Filter the listing below for "thumb" and report every line that has it.

** DATA FOR THE TASK follows **

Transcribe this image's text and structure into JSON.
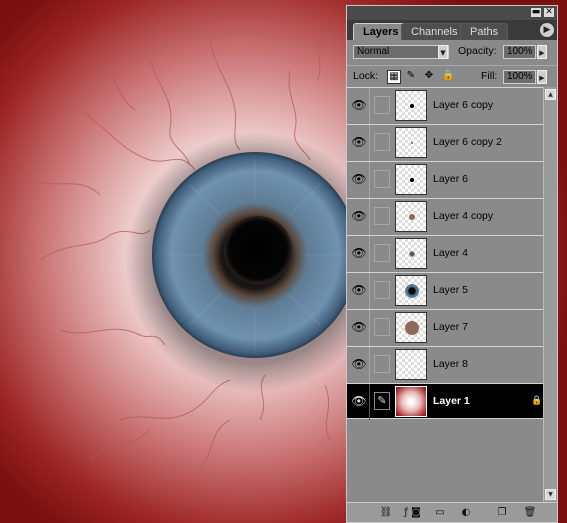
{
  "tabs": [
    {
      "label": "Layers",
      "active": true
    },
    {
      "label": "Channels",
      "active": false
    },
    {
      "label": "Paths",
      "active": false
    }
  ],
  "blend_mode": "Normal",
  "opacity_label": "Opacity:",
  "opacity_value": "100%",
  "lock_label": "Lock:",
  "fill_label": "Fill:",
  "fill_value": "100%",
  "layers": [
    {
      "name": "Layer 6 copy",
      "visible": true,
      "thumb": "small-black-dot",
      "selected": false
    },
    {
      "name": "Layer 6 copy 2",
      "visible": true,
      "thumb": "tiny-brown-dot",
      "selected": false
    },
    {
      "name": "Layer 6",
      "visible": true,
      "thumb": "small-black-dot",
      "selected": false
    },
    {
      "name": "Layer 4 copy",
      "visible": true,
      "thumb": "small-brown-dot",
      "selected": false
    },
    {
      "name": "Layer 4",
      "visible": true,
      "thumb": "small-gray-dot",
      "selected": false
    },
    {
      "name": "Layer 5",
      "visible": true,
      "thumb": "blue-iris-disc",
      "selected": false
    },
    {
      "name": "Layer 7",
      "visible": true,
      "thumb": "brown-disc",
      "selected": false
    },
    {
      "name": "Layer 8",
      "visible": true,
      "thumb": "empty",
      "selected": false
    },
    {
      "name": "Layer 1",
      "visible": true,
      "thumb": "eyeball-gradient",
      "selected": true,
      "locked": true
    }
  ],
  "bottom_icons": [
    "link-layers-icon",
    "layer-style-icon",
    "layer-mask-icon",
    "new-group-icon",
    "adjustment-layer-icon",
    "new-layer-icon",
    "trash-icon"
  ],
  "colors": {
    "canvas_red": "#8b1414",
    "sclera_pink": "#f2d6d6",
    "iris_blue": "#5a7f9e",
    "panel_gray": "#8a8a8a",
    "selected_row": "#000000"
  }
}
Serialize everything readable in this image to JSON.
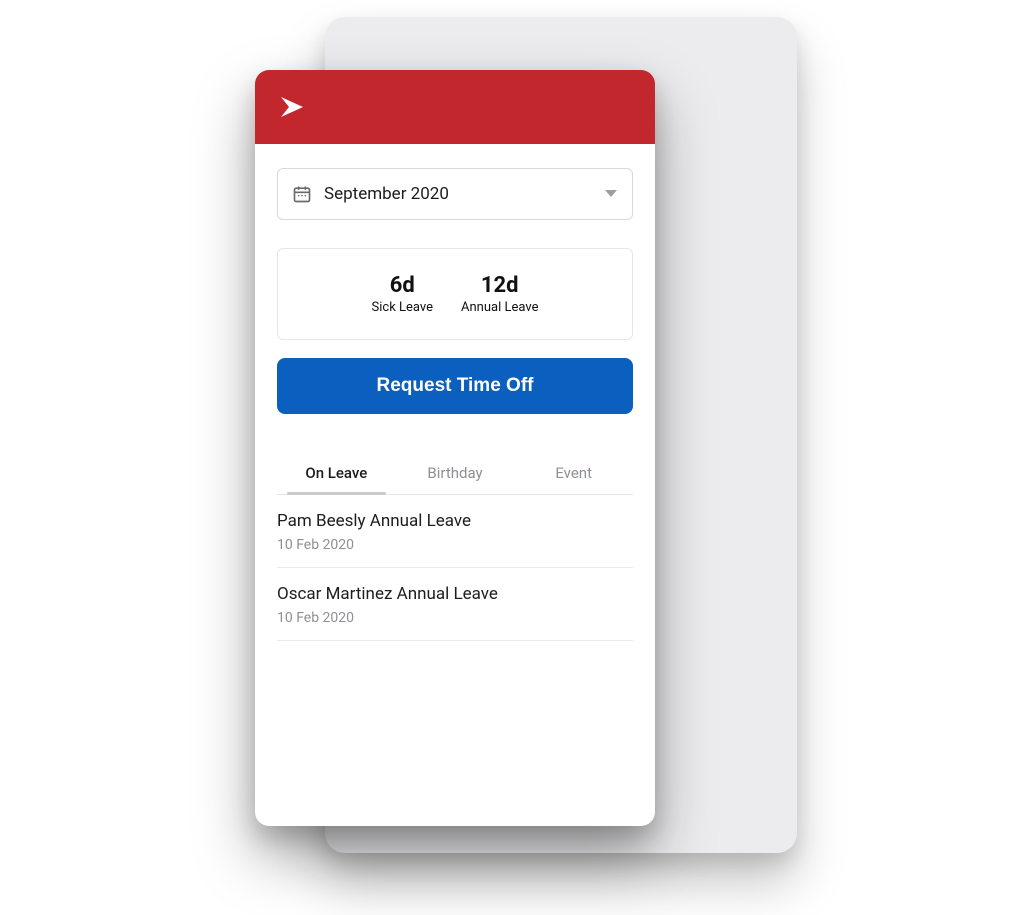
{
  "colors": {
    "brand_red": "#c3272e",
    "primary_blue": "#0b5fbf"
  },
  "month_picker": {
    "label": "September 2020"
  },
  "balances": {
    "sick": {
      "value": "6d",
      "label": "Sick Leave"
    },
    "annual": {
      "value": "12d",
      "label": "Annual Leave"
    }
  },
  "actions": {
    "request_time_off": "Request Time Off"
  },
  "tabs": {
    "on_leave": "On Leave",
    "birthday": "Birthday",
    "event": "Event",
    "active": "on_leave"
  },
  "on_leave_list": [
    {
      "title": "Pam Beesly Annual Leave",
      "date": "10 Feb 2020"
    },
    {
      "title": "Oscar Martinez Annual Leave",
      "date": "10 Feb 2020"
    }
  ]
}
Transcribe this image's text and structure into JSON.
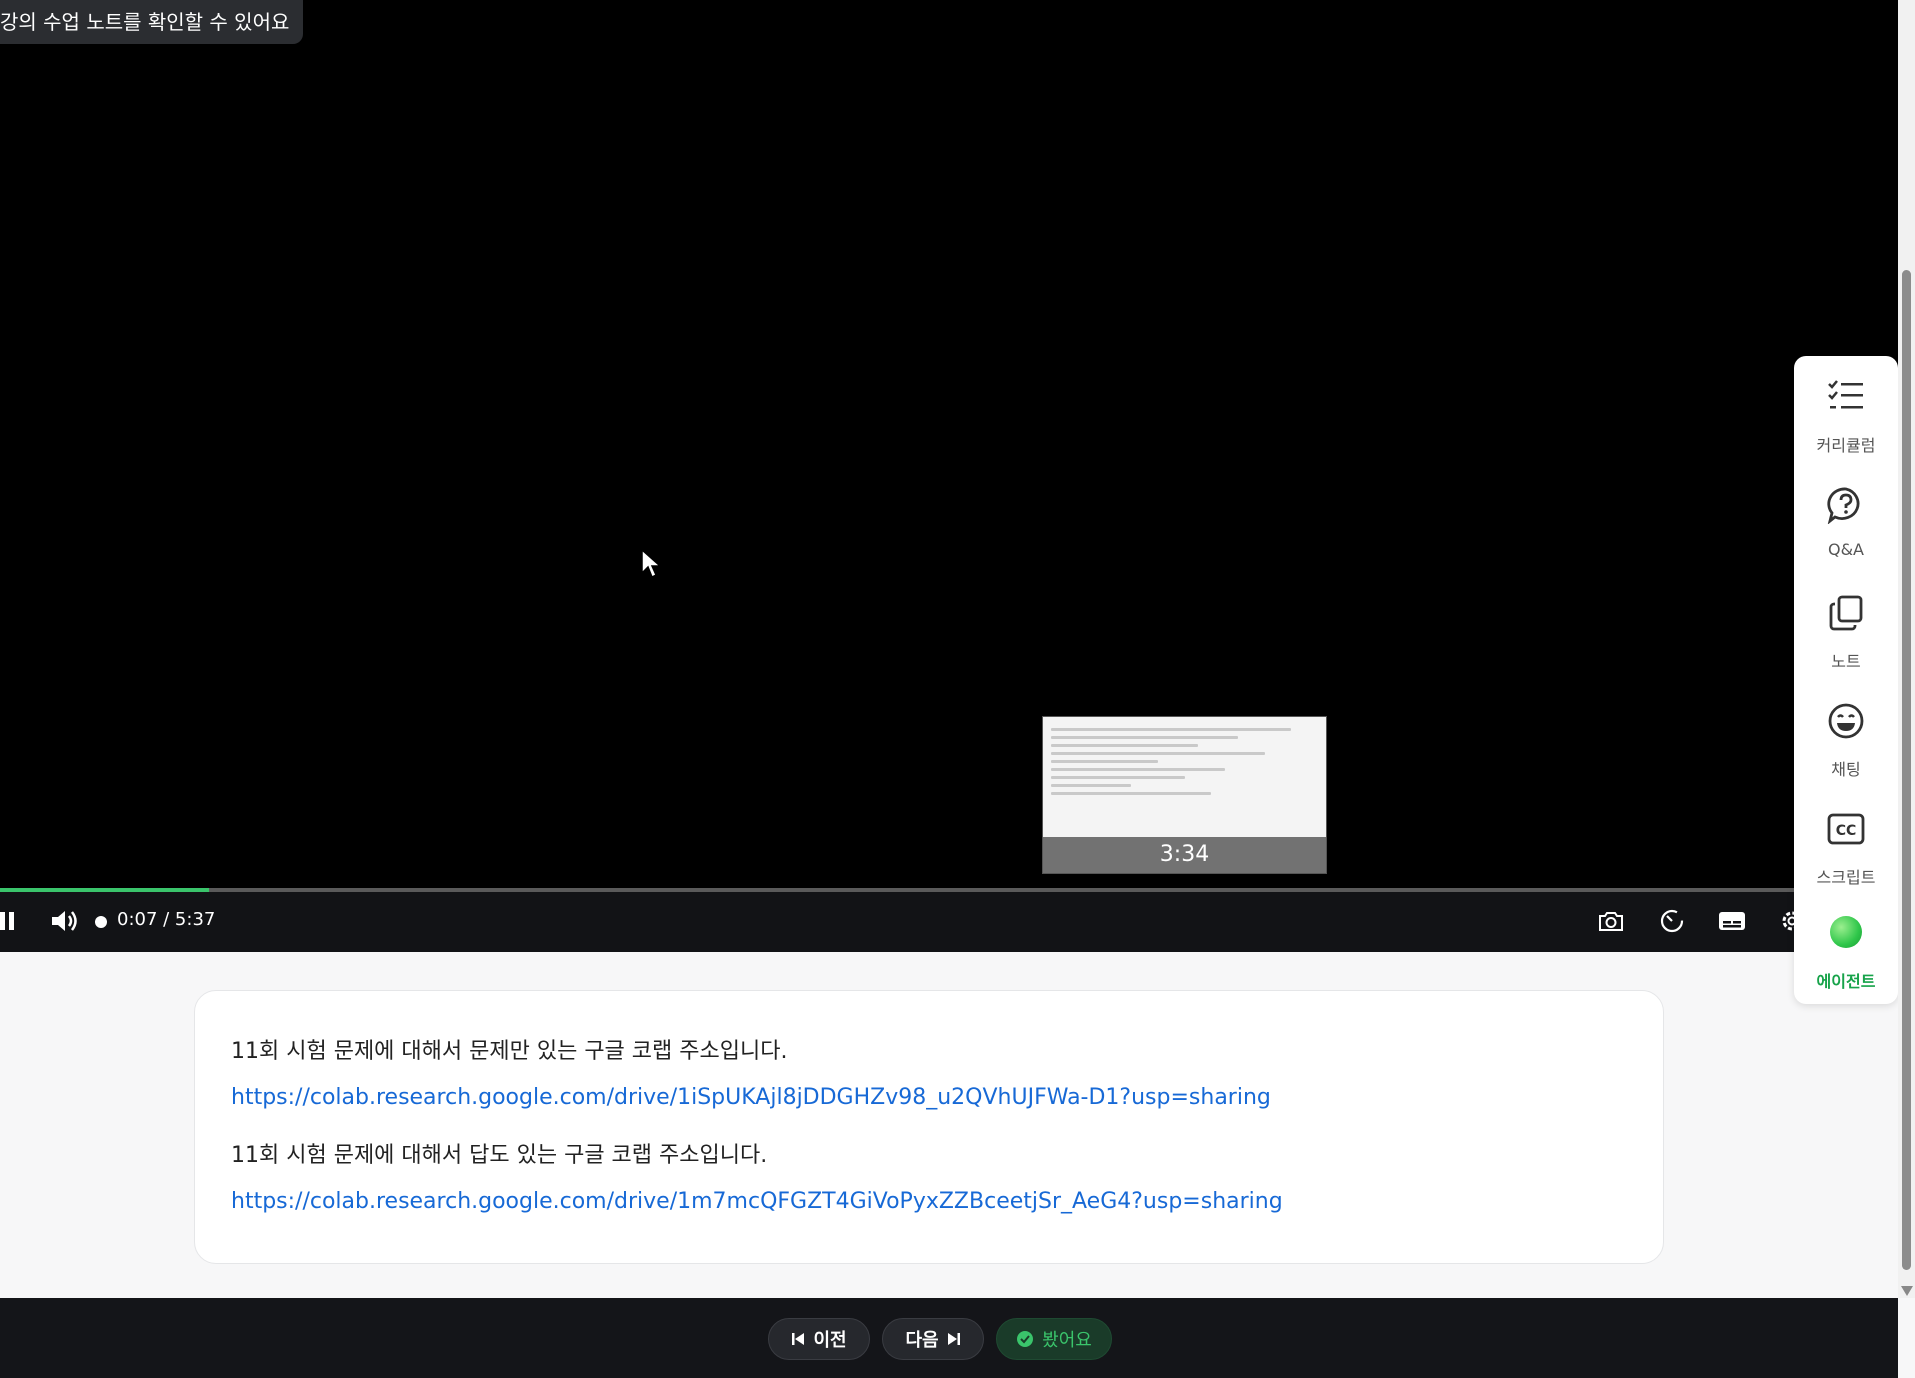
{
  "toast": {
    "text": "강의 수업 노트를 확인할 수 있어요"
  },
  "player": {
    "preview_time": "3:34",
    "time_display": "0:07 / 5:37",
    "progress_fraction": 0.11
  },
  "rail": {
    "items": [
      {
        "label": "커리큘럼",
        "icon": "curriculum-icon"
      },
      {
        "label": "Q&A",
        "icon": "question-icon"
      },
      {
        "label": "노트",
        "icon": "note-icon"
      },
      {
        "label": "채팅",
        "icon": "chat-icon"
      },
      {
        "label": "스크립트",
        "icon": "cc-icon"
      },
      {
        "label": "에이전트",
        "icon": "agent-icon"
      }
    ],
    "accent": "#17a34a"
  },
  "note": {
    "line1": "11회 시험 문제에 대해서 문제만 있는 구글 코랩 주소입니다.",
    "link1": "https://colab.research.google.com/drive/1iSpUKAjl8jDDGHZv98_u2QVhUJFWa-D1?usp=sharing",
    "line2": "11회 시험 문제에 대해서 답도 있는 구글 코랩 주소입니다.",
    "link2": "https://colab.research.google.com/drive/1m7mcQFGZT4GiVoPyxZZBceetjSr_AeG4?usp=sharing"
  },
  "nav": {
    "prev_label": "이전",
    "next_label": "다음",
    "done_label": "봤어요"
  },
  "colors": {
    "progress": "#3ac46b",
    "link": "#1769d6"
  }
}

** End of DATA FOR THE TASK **
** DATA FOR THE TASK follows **

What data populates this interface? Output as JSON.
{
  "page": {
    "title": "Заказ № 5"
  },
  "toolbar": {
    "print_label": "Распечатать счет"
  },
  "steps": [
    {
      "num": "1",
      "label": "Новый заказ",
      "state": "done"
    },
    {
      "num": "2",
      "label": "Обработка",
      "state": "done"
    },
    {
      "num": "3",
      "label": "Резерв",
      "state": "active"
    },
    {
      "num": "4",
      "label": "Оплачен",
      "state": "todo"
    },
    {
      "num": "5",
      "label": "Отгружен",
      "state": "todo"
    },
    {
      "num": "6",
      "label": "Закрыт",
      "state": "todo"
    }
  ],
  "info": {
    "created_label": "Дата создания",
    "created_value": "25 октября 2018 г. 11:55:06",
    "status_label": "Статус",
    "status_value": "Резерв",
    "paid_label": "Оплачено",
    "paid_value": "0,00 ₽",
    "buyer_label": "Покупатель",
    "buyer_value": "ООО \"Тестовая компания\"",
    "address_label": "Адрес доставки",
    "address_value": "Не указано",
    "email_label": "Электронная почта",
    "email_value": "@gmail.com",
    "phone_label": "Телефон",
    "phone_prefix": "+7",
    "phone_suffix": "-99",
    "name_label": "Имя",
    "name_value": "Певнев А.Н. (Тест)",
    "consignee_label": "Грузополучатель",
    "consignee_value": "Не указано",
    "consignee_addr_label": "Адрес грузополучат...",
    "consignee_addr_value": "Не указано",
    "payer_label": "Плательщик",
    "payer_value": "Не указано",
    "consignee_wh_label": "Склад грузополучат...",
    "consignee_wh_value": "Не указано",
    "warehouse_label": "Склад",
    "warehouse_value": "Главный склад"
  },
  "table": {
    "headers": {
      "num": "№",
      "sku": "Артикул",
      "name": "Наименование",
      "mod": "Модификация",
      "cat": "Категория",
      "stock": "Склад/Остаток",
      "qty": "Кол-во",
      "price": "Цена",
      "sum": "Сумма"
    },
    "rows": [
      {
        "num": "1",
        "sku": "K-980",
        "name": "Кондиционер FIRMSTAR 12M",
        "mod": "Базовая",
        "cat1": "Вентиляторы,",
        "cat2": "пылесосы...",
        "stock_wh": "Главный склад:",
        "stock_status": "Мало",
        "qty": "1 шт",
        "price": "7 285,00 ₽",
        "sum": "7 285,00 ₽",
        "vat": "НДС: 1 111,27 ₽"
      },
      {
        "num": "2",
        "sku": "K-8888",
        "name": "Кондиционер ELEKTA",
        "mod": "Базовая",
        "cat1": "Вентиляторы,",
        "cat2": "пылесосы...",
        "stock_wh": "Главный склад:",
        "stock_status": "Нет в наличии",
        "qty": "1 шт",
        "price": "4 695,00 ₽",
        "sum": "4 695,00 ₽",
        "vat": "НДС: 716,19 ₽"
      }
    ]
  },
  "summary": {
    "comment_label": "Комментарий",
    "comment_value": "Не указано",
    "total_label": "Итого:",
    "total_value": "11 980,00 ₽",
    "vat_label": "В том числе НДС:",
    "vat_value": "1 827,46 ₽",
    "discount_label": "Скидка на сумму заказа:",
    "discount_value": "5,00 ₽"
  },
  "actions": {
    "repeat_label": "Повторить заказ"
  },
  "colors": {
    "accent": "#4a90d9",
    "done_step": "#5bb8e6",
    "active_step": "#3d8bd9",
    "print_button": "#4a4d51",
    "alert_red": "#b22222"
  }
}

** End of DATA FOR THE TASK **

# EXERCISE SOLUTION
      "thumb": "small-black-dot",
      "thumb": "tiny-brown-dot",
      "thumb": "small-black-dot",
      "thumb": "small-brown-dot",
      "thumb": "small-gray-dot",
      "thumb": "blue-iris-disc",
      "thumb": "brown-disc",
      "thumb": "empty",
      "thumb": "eyeball-gradient",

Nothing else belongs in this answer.